    Example: "The lawyer questioned the truth of my account"
    Synonyms: accuracy
    See also — Additional definitions below

Truth

Truth is most often used to mean in accord with fact or reality or fidelity to an original or to a standard or ideal.

Read more about Truth.

Some articles on truth:

Truth - In Religion: Omniscience
... context, perfect knowledge of all truth about all things (omniscience) is regarded by some religions, particularly Buddhism and the Abrahamic religions (Christianity, Islam, and Judaism), as an attribute of a ...
Verifiability, Not Truth - Editors Are Not Truth Finders
... who are not making claims that they have found truth, but that they have found someone else who is making claims that they have found truth ... multiple points of view (the Wikipedia's term for versions of truth) are included ... Wikipedia editors are not indifferent to truth, but as a collaborative project, its editors are not making judgments as to what is true and what is false, but what can be ...
Truth-conditional Semantics - History
... The first truth-conditional semantics was developed by Donald Davidson in Truth and Meaning (1967) ... It applied Tarski's semantic theory of truth to a problem it was not intended to solve, that of giving the meaning of a sentence ...
Pragmatic Theory Of Truth
... Pragmatic theory of truth refers to those accounts, definitions, and theories of the concept truth that distinguish the philosophies of pragmatism and pragmaticism ... The conception of truth in question varies along lines that reflect the influence of several thinkers, initially and notably, Charles Sanders Peirce, William James, and ... reliance on the pragmatic maxim as a means of clarifying the meanings of difficult concepts, truth in particular, and (2) an emphasis on the fact ...
Verifiability, Not Truth
... used to define the threshold for inclusion in Wikipedia as "verifiability, not truth" ... The phrase "the threshold for inclusion is verifiability, not truth" meant that verifiability is a necessary condition (a minimum requirement) for the inclusion of material, though it is not a sufficient ... That we have rules for the inclusion of material does not mean Wikipedians have no respect for truth and accuracy, just as a court's reliance on rules of ...

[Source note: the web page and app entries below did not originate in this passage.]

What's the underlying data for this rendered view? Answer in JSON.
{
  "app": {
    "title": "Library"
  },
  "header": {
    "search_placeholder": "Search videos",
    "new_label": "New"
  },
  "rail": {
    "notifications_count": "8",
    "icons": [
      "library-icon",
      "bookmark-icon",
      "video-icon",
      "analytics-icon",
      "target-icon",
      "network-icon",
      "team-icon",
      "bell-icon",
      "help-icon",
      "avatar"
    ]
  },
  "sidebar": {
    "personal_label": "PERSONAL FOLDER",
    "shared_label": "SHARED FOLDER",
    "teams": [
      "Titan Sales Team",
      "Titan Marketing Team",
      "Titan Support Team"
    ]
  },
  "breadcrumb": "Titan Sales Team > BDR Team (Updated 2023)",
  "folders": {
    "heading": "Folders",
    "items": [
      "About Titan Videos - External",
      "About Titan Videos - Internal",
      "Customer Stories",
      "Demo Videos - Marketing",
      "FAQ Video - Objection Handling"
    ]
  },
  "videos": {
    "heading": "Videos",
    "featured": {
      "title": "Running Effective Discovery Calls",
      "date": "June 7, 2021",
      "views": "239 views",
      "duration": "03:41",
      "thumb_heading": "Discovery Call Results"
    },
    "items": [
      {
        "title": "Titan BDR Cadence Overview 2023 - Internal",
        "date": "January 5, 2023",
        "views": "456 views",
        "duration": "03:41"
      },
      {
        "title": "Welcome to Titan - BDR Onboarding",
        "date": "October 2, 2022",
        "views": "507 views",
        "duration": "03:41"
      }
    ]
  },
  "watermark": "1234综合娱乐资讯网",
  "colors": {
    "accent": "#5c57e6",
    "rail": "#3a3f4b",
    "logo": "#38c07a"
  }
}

More definitions of "truth":

  • (noun): A fact that has been verified.
    Example: "At last he knew the truth"; "the truth is the he didn't want to do it"
  • (noun): A true statement.
    Example: "He told the truth"; "he thought of answering with the truth but he knew they wouldn't believe it"
    Synonyms: true statement
  • (noun): United States abolitionist and feminist who was freed from slavery and became a leading advocate of the abolition of slavery and for the rights of women (1797-1883).
    Synonyms: Sojourner Truth
  • (noun): Conformity to reality or actuality.
    Example: "They debated the truth of the proposition"; "the situation brought home to us the blunt truth of the military threat"; "he was famous for the truth of his portraits"
    Synonyms: the true, verity

Famous quotes containing the word truth:

    Force is as pitiless to the man who possesses it, or thinks he does, as it is to its victims; the second it crushes, the first it intoxicates. The truth is, nobody really possesses it.
    Simone Weil (1909–1943)

    Each truth that a writer acquires is a lantern, which he turns full on what facts and thoughts lay already in his mind, and behold, all the mats and rubbish which had littered his garret become precious. Every trivial fact in his private biography becomes an illustration of this new principle, revisits the day, and delights all men by its piquancy and new charm.
    Ralph Waldo Emerson (1803–1882)

    Our culture, therefore, must not omit the arming of the man. Let him hear in season, that he is born into the state of war, and that the commonwealth and his own well-being require that he should not go dancing in the weeds of peace, but warned, self- collected, and neither defying nor dreading the thunder, let him take both reputation and life in his hand, and, with perfect urbanity, dare the gibbet and the mob by the absolute truth of his speech, and the rectitude of his behaviour.
    Ralph Waldo Emerson (1803–1882)